Mysterious Safe Cracked Open at N.H. State House
It wasn't gold, money or skeletons.
But the newly-found items, including old ledgers, now-vintage fans and Civil War bonds, locked for decades in an old safe in a first floor committee room, were still exciting to a few curious minds at the New Hampshire State House.
Reporters, lawmakers and staffers all gathered Monday morning in room 103, normally used by the Senate Finance committee, to watch a local locksmith crack the code of the massive safe.
The room's accessible only by a skinny spiral staircase, and it sits above a second, newer safe, that's often wide open for anyone who wants to see its contents. State lawmakers, especially the House Speaker Shawn Jasper and his chief of staff, had been for years yearning to know what was in its upstairs neighbor.

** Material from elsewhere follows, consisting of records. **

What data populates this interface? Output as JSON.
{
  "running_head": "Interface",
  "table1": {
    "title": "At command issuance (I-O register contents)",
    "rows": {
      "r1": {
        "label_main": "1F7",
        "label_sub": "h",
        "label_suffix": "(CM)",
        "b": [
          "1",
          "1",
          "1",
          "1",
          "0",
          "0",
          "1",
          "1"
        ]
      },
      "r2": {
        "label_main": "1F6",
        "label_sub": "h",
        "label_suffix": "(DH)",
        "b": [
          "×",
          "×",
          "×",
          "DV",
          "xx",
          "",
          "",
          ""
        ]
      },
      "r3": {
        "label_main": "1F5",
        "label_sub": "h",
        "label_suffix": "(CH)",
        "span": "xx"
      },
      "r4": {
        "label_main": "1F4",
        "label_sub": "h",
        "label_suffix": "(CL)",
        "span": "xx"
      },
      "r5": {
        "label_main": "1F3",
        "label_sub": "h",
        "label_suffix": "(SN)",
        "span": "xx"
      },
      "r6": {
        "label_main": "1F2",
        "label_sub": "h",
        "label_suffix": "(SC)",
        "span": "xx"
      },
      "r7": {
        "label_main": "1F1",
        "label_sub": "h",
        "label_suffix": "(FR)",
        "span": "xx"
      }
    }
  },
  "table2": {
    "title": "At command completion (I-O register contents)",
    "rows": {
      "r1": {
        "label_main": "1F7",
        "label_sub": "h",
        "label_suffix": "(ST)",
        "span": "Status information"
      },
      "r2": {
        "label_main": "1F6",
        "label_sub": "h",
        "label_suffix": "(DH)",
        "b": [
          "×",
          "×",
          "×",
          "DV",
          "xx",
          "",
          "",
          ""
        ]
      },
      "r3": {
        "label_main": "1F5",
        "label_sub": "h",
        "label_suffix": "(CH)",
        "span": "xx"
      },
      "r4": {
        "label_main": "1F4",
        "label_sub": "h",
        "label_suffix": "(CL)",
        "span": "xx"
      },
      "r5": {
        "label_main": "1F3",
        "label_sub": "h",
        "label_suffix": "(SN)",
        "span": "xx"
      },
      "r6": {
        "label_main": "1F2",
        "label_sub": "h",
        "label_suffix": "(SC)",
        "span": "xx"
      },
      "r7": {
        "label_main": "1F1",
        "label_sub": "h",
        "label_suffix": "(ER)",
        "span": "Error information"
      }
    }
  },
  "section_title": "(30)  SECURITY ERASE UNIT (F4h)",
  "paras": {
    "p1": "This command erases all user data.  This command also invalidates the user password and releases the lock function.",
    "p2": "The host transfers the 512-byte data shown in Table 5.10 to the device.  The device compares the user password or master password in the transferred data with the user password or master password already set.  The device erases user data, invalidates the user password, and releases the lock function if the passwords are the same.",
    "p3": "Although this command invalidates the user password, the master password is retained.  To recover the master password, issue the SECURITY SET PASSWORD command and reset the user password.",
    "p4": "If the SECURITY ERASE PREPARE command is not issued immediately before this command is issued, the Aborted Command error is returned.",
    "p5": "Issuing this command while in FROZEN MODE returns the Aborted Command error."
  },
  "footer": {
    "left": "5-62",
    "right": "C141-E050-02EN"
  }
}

On Monday they finally got their chance, even though, after all the hype, the opening did leave a little to be desired.
Apparently, the locksmith already opened the safe earlier this month to make sure the lock could be picked in front of cameras and microphones.
And when Speaker Jasper and chief of staff Terry Pfaff finally opened not just one, but two safe doors, they found that someone had been beaten them to the punch. There to greet them inside the safe was a large (and seemingly recent) picture of the Senate President Chuck Morse.
But none of this killed their spirit. Pfaff said it was "exciting" to finally see what was inside, and Morse said he expected the safe to be empty.
It appears the safe was used by the state treasurer's office at least 200 years ago. There are stacks of old ledgers, reports and other documents, including Civil War and highway bonds. There are also old posters, possibly designed to help promote tourism.